Most people visit the rescue shelter in search of their perfect canine or feline counterparts. A dog who shares your love of popcorn while you binge-watch the latest Netflix release. Or a cat who will rev its motor and purr you to sleep.
But others search the shelters for the pets that are typically passed over. The rambunctious dogs who pace back and forth in their kennels all day long. Or the high-energy pups that don’t have an “off” switch when it comes to playing fetch.
In an average household, these dogs can get frustrated. Without an owner willing to devote time to working off the excess energy and challenging their minds with training, the dogs can resort to destructive behaviors: freeing all the feathers from your couch pillows, chewing on woodwork or even leaping out windows in pursuit of a taunting squirrel. Through no fault of their own, they are often returned to the shelter.
But what makes these dogs less than ideal for the average home makes them perfect candidates for full-time jobs. With the right training, these dogs can put that energy to good use detecting explosives, contraband, wildlife scat and more.
Case in Point: Rescues 2the Rescue
A program created by Working Dogs for Conservation and the International Fund for Animal Welfare, Rescues 2the Rescue partners with shelters to identify those obsessive, packed-with-energy dogs that might make perfect conservation dogs. This program matches dogs with trainers so they can eventually work at protecting the environment, from locating rare animals to stopping ivory poachers in Africa or tracking down invasive species.

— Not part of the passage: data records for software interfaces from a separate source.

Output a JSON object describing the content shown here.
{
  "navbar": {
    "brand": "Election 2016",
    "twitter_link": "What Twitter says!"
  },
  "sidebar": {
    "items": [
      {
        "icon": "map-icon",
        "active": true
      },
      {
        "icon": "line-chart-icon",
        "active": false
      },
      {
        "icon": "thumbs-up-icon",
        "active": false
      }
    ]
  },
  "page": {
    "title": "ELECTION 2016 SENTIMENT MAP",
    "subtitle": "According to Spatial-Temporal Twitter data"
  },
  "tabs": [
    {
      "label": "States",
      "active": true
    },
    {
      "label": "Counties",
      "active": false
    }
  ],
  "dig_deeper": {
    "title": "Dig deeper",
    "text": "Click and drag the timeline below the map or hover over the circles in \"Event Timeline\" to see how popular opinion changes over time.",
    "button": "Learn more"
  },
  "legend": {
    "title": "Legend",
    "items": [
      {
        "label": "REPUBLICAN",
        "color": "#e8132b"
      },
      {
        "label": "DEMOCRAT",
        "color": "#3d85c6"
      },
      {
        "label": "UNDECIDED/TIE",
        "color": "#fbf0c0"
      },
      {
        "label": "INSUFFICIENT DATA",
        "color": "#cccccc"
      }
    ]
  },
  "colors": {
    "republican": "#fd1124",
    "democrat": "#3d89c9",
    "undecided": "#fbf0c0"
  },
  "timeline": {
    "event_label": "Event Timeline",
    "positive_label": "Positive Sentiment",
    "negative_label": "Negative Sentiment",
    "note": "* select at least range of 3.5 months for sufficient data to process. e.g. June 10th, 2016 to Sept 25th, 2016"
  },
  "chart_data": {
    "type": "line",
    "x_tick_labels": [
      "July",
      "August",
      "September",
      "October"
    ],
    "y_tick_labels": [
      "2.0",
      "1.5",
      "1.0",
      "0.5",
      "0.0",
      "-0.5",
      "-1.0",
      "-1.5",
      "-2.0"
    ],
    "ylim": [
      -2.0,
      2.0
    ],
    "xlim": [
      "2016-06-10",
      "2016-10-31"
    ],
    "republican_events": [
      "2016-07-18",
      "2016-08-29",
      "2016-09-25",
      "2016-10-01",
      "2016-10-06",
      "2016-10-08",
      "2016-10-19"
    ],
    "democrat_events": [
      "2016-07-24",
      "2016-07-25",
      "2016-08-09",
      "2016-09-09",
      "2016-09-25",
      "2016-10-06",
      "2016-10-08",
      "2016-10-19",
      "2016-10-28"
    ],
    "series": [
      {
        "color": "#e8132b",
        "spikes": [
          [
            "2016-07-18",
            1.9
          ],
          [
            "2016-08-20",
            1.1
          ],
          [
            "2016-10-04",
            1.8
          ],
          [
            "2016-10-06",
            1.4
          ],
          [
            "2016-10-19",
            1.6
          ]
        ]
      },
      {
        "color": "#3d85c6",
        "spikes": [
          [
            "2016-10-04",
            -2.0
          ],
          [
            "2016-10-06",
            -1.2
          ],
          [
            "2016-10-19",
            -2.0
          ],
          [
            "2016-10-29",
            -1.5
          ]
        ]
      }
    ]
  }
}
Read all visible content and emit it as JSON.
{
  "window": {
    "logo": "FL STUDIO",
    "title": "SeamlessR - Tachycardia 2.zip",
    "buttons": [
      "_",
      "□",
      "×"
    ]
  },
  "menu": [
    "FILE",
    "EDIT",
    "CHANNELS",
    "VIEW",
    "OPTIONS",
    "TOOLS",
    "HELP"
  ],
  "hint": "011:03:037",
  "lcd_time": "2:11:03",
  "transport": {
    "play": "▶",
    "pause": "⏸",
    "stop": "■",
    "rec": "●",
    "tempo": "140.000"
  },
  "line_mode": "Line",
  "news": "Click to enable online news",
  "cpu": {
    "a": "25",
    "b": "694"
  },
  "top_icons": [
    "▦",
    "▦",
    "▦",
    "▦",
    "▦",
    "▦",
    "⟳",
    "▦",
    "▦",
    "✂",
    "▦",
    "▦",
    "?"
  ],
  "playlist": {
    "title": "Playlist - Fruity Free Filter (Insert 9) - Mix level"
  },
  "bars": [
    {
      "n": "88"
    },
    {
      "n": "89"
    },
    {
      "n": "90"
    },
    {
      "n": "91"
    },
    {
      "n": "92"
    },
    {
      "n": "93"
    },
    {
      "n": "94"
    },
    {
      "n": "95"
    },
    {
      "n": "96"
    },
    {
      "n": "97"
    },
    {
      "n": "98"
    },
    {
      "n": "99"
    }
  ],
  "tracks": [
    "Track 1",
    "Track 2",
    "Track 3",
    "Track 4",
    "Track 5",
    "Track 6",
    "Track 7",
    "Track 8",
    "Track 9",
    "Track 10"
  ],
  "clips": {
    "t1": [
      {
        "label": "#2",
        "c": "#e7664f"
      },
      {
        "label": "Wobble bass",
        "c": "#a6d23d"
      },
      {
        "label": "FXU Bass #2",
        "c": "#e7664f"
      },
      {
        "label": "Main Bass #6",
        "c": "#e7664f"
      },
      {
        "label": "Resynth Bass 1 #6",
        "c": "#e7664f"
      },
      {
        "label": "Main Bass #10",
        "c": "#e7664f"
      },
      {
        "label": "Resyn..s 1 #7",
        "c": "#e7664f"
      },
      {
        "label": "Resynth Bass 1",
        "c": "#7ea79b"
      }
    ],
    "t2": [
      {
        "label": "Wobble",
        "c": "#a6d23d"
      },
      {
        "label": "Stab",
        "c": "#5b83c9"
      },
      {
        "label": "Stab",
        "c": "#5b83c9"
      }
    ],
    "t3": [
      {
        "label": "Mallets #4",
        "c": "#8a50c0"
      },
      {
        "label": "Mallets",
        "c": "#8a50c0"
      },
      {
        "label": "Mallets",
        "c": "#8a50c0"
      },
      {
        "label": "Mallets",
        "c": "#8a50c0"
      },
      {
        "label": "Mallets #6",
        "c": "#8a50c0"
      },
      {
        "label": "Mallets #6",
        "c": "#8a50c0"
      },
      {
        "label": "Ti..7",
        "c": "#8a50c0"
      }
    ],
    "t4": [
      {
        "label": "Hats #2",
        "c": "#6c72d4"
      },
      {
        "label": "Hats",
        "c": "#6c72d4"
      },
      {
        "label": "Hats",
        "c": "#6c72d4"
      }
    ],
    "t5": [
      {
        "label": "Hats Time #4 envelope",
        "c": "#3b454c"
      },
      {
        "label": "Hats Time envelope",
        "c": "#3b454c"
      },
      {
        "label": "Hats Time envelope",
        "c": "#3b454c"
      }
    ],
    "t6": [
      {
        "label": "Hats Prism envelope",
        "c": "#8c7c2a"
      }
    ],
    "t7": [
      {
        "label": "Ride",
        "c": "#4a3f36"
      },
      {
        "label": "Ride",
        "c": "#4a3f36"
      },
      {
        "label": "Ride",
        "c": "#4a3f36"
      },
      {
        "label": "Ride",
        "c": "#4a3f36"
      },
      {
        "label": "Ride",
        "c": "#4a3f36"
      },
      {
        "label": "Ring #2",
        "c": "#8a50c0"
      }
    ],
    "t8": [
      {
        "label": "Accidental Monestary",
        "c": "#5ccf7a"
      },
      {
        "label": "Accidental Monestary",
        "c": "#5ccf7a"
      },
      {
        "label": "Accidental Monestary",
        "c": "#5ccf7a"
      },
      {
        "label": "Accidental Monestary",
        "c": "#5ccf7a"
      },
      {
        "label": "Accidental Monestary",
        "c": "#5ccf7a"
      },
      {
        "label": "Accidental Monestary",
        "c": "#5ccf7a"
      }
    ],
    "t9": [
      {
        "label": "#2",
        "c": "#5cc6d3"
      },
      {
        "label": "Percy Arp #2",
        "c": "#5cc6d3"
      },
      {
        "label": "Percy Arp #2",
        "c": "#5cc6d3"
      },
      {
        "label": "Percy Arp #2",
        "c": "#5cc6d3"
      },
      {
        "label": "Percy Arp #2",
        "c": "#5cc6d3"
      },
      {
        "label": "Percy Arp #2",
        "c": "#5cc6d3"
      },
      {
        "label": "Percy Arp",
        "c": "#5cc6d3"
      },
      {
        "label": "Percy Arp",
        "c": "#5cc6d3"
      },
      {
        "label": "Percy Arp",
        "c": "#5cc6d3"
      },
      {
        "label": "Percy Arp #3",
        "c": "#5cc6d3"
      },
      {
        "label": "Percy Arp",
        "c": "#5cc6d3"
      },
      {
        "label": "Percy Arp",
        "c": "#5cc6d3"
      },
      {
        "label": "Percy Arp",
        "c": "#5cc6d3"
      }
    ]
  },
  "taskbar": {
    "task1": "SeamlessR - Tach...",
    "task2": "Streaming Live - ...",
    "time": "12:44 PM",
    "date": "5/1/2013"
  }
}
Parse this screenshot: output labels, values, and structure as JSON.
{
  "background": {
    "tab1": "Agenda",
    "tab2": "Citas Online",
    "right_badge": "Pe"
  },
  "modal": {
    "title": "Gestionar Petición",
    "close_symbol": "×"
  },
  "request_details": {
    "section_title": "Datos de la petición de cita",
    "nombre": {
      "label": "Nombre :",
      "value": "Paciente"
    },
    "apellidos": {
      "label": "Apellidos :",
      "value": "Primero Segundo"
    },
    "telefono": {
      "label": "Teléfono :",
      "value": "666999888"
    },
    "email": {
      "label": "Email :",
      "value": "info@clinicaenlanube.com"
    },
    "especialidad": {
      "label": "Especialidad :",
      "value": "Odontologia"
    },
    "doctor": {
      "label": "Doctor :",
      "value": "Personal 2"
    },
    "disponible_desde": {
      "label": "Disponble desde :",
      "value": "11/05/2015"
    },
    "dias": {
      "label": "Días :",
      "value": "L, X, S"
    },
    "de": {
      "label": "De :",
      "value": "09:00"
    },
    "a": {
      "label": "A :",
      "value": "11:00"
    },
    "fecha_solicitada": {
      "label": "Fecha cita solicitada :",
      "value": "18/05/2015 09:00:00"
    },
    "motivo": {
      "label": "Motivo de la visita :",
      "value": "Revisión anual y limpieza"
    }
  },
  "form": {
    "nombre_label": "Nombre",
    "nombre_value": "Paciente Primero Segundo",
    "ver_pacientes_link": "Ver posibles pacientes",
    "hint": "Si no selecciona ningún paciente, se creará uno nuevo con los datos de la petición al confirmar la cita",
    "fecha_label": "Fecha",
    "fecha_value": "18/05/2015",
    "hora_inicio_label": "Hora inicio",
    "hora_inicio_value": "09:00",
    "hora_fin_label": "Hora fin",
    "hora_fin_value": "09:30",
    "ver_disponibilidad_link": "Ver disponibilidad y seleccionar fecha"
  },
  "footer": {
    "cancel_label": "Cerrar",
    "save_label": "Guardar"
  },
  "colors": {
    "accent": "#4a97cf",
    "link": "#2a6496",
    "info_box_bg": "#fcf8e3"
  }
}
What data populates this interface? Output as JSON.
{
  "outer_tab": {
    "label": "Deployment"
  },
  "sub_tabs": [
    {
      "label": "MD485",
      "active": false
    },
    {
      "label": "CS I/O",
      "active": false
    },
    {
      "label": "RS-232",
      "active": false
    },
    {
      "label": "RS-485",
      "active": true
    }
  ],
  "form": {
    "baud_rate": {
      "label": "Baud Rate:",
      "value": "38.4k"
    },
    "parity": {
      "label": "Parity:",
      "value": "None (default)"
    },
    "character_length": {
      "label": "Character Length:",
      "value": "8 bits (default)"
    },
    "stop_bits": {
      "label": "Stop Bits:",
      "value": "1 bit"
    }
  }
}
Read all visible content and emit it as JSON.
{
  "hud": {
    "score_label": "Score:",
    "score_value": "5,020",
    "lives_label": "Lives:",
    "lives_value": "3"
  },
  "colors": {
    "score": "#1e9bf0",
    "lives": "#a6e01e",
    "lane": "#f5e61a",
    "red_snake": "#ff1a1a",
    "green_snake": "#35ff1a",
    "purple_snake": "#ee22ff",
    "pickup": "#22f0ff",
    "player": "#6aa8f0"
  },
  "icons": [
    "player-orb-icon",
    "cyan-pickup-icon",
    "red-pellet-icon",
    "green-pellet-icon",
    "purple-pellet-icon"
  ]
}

That’s just one example of the organizations that rescue high-energy shelter dogs for jobs doing nose work. Other dogs may be trained to work as search dogs after disasters, bomb-detection dogs at airports and even avalanche dogs. It’s a win-win situation: Dogs get to work off their drive and energy for praise and rewards, and the world benefits from the work they do.
Shelter Cats Are Rescued, Too
Some cats may have a hard time finding a home, especially if they don’t use the litter box regularly or don’t appreciate being handled by people. But the Animal Humane Society has developed a program to help them find jobs controlling rats and mice.
The organization adopts out healthy cats (who seem to work better in groups of two or three) for work in barns, construction companies, police stations and other businesses that need rodent control. Those who adopt the cats must provide shelter from the elements, food and fresh water and veterinary care.
These programs give “unadoptable” pets a second chance at life, and remind us there’s a suitable environment for them all.
The information in this blog has been developed with our veterinarian and is designed to help educate pet parents. If you have questions or concerns about your pet's health or nutrition, please talk with your veterinarian.